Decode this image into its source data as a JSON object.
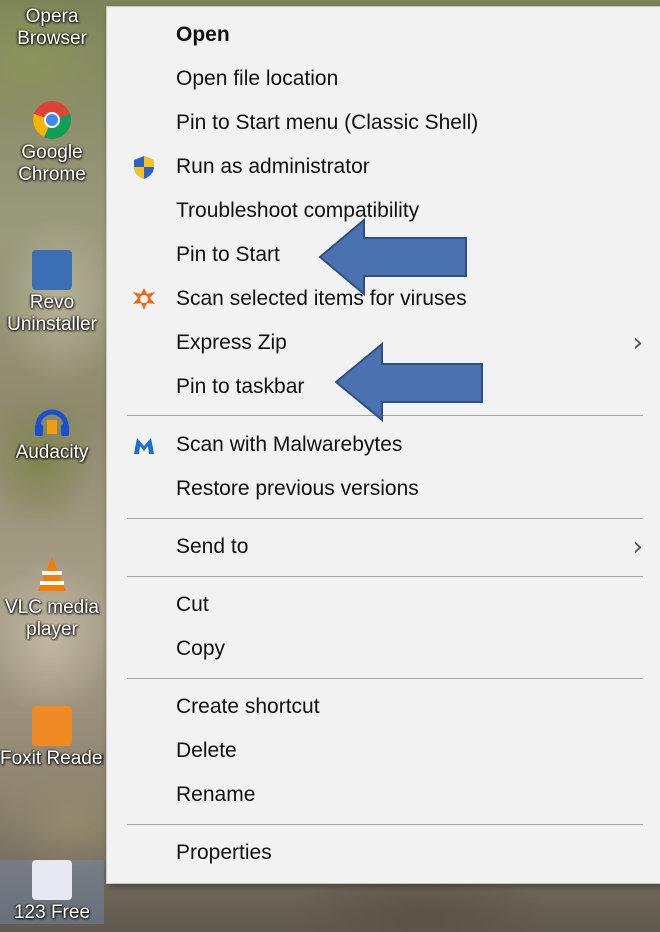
{
  "desktop": {
    "icons": [
      {
        "label_line1": "Opera",
        "label_line2": "Browser"
      },
      {
        "label_line1": "Google",
        "label_line2": "Chrome"
      },
      {
        "label_line1": "Revo",
        "label_line2": "Uninstaller"
      },
      {
        "label_line1": "Audacity",
        "label_line2": ""
      },
      {
        "label_line1": "VLC media",
        "label_line2": "player"
      },
      {
        "label_line1": "Foxit Reader",
        "label_line2": ""
      },
      {
        "label_line1": "123 Free",
        "label_line2": ""
      }
    ]
  },
  "context_menu": {
    "items": [
      {
        "label": "Open",
        "bold": true
      },
      {
        "label": "Open file location"
      },
      {
        "label": "Pin to Start menu (Classic Shell)"
      },
      {
        "label": "Run as administrator",
        "icon": "uac-shield-icon"
      },
      {
        "label": "Troubleshoot compatibility"
      },
      {
        "label": "Pin to Start"
      },
      {
        "label": "Scan selected items for viruses",
        "icon": "avast-icon"
      },
      {
        "label": "Express Zip",
        "submenu": true
      },
      {
        "label": "Pin to taskbar"
      },
      {
        "label": "Scan with Malwarebytes",
        "icon": "malwarebytes-icon"
      },
      {
        "label": "Restore previous versions"
      },
      {
        "label": "Send to",
        "submenu": true
      },
      {
        "label": "Cut"
      },
      {
        "label": "Copy"
      },
      {
        "label": "Create shortcut"
      },
      {
        "label": "Delete"
      },
      {
        "label": "Rename"
      },
      {
        "label": "Properties"
      }
    ],
    "submenu_glyph": "›"
  },
  "colors": {
    "menu_bg": "#f2f2f2",
    "separator": "#a8a8a8",
    "arrow_fill": "#4a72b0",
    "arrow_stroke": "#2e4f86"
  }
}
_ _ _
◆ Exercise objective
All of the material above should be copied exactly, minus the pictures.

◆ Solution for this task
Decode this image into its source data as a JSON object.
{
  "desktop": {
    "icons": [
      {
        "label_line1": "Opera",
        "label_line2": "Browser"
      },
      {
        "label_line1": "Google",
        "label_line2": "Chrome"
      },
      {
        "label_line1": "Revo",
        "label_line2": "Uninstaller"
      },
      {
        "label_line1": "Audacity",
        "label_line2": ""
      },
      {
        "label_line1": "VLC media",
        "label_line2": "player"
      },
      {
        "label_line1": "Foxit Reader",
        "label_line2": ""
      },
      {
        "label_line1": "123 Free",
        "label_line2": ""
      }
    ]
  },
  "context_menu": {
    "items": [
      {
        "label": "Open",
        "bold": true
      },
      {
        "label": "Open file location"
      },
      {
        "label": "Pin to Start menu (Classic Shell)"
      },
      {
        "label": "Run as administrator",
        "icon": "uac-shield-icon"
      },
      {
        "label": "Troubleshoot compatibility"
      },
      {
        "label": "Pin to Start"
      },
      {
        "label": "Scan selected items for viruses",
        "icon": "avast-icon"
      },
      {
        "label": "Express Zip",
        "submenu": true
      },
      {
        "label": "Pin to taskbar"
      },
      {
        "label": "Scan with Malwarebytes",
        "icon": "malwarebytes-icon"
      },
      {
        "label": "Restore previous versions"
      },
      {
        "label": "Send to",
        "submenu": true
      },
      {
        "label": "Cut"
      },
      {
        "label": "Copy"
      },
      {
        "label": "Create shortcut"
      },
      {
        "label": "Delete"
      },
      {
        "label": "Rename"
      },
      {
        "label": "Properties"
      }
    ],
    "submenu_glyph": "›"
  },
  "colors": {
    "menu_bg": "#f2f2f2",
    "separator": "#a8a8a8",
    "arrow_fill": "#4a72b0",
    "arrow_stroke": "#2e4f86"
  }
}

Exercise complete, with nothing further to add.